If cats wore Street View cameras, they would power this virtual tour of the city of Onomichi

cats street view

Cat's Street View is a feline spin on Street View and designed to promote tourism in the city of Onomichi, Japan. 

Feel like a virtual visit to Japan? You can try Google Street View, or you can get on all fours with Cat's Street View. 

The city of Onomichi in southwestern Hiroshima Prefecture now has a website through which users can explore its shopping arcades and backstreets as -- you guessed it -- a cat.

Hiroshima Cat's Street View features 360-degree imagery with a point of view that's low to the ground and a cursor in the shape of a paw print. The site has ambient street noise punctuated by meows.

Cat's Street View is another example of how consumer-grade 360-degree cameras, such as the Ricoh Theta m15, are opening up interactive possibilities such as panoramic augmented and virtual reality apps

Virtual visitors can navigate through a long covered arcade, clicking on signs that appear above shops, which have descriptive blurbs and hyperlinks to their websites. When other felines appear, they also have clickable icons that open up windows with information about them. 

cats street view2 Hiroshima Prefecture

Cat's Street View is a feline spin on Street View and designed to promote tourism in the city of Onomichi, Japan.

The website, only available in Japanese for now, is part of a tourism promotion push for Onomichi, which is famous for its many cats.

The site also features a local "cat trail" where pusses hang out and the Maneki-neko Art Museum, dedicated to the "beckoning cat" figurines often displayed in Japanese restaurants and shops for good luck. 

"Onomichi used to be a prominent fishing port, which is probably why it attracted many cats," a tourism official said. 

Celebrated in everything from medieval "ukiyoe" woodblock prints to hit video games such as Neko Atsume, cat adoration is practically a national pastime in Japan.

A calico known as Tama-chan that was appointed stationmaster of a rural train station had thousands of fans and drew international headlines when she died earlier this year. At her funeral, it was announced that Tama-chan would be honored as a goddess. 

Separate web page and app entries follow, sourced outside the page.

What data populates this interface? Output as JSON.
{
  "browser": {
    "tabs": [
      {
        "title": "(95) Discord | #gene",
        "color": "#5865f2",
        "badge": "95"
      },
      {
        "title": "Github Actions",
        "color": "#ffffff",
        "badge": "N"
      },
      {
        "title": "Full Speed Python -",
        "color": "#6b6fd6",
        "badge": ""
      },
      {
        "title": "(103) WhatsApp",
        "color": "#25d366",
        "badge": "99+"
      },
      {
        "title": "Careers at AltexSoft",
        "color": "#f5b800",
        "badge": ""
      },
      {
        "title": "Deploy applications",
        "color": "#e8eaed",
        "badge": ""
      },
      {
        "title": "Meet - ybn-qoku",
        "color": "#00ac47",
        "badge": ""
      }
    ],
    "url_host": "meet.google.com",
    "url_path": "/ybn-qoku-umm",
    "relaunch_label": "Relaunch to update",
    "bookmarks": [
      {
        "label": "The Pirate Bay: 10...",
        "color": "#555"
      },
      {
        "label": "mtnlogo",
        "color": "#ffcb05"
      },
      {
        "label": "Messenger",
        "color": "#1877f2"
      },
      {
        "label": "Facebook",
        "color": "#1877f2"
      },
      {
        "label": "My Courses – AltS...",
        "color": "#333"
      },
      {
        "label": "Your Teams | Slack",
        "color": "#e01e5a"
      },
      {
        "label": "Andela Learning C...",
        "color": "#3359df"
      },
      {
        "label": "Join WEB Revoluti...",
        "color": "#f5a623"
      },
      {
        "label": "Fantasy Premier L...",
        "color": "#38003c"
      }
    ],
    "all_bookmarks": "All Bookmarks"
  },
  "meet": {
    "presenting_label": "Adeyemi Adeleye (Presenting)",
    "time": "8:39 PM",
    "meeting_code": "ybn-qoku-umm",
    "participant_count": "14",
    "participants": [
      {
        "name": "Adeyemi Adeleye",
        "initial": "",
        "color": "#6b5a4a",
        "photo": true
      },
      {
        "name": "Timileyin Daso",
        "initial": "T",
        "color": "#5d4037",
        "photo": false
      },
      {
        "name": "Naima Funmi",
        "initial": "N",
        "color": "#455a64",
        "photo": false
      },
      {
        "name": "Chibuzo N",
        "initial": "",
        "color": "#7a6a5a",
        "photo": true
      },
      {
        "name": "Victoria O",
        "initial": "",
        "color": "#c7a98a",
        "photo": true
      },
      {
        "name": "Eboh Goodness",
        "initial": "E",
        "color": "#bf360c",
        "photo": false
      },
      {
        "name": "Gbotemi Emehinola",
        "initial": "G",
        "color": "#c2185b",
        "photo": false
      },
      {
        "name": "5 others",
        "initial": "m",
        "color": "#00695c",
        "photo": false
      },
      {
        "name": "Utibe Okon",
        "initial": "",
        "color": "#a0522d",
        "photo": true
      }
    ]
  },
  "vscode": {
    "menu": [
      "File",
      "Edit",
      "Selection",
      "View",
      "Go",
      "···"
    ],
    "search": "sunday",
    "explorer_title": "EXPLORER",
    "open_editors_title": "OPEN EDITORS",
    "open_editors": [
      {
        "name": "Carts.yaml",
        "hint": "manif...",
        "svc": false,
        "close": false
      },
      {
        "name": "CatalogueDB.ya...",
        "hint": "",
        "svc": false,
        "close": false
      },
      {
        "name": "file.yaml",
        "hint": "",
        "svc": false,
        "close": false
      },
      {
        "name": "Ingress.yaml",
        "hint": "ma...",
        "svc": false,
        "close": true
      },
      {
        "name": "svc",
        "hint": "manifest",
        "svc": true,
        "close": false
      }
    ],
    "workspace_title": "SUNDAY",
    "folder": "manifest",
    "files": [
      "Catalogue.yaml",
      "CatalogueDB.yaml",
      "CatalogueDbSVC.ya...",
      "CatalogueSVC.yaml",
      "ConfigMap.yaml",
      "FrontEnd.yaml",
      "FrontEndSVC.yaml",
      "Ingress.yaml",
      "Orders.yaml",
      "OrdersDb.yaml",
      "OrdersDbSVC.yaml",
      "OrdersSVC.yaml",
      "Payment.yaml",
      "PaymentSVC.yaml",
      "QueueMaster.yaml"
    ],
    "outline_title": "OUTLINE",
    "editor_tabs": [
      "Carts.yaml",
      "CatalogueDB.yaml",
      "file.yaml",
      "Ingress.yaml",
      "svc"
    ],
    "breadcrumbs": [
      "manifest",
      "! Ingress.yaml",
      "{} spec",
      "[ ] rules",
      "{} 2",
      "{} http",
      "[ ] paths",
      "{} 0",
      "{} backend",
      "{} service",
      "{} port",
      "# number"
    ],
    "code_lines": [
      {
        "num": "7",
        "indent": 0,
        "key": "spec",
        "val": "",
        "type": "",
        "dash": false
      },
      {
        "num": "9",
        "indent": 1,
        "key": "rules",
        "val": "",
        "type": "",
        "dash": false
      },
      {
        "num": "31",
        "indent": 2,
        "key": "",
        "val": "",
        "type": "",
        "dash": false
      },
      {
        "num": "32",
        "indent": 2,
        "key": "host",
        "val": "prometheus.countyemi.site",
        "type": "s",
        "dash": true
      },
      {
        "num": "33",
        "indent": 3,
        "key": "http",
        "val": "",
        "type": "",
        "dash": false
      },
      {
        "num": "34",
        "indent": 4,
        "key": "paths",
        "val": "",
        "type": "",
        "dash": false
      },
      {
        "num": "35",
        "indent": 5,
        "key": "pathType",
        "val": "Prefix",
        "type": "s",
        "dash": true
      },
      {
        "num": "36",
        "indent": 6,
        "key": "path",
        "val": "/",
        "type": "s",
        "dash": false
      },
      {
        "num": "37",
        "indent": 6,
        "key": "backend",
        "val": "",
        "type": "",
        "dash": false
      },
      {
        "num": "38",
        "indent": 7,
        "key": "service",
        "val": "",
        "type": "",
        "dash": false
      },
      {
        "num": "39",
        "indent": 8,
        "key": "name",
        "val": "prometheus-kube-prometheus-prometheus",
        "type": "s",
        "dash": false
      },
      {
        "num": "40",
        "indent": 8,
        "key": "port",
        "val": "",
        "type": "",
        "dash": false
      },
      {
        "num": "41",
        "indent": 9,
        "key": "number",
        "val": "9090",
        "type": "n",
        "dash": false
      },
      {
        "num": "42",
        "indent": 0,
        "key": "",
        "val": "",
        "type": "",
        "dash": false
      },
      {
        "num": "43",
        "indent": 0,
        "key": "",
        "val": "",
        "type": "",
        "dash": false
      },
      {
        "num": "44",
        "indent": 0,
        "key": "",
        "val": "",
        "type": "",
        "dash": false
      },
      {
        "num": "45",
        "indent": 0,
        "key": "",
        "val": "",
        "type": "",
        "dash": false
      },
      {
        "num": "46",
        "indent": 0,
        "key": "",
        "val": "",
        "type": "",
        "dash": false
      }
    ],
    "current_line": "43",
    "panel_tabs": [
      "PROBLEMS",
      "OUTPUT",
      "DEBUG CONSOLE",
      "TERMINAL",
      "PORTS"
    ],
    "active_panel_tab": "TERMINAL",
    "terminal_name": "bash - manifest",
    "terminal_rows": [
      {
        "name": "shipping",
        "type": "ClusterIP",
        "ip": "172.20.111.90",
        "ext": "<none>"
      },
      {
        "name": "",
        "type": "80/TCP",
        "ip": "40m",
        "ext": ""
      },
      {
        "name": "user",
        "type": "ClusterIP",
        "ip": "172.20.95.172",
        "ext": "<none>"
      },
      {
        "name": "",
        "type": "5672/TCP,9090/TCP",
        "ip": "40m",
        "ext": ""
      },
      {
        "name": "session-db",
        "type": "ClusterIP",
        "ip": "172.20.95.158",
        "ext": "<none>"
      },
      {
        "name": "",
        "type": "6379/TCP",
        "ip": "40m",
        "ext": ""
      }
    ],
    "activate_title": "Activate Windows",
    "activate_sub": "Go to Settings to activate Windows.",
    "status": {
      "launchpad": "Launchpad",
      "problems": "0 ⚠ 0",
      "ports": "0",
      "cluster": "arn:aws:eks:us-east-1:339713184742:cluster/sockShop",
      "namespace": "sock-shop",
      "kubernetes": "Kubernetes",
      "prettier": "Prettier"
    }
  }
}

To comment on this article and other PCWorld content, visit our Facebook page or our Twitter feed.
Related:
Shop Tech Products at Amazon
Notice to our Readers
We're now using social media to take your comments and feedback. Learn more about this here.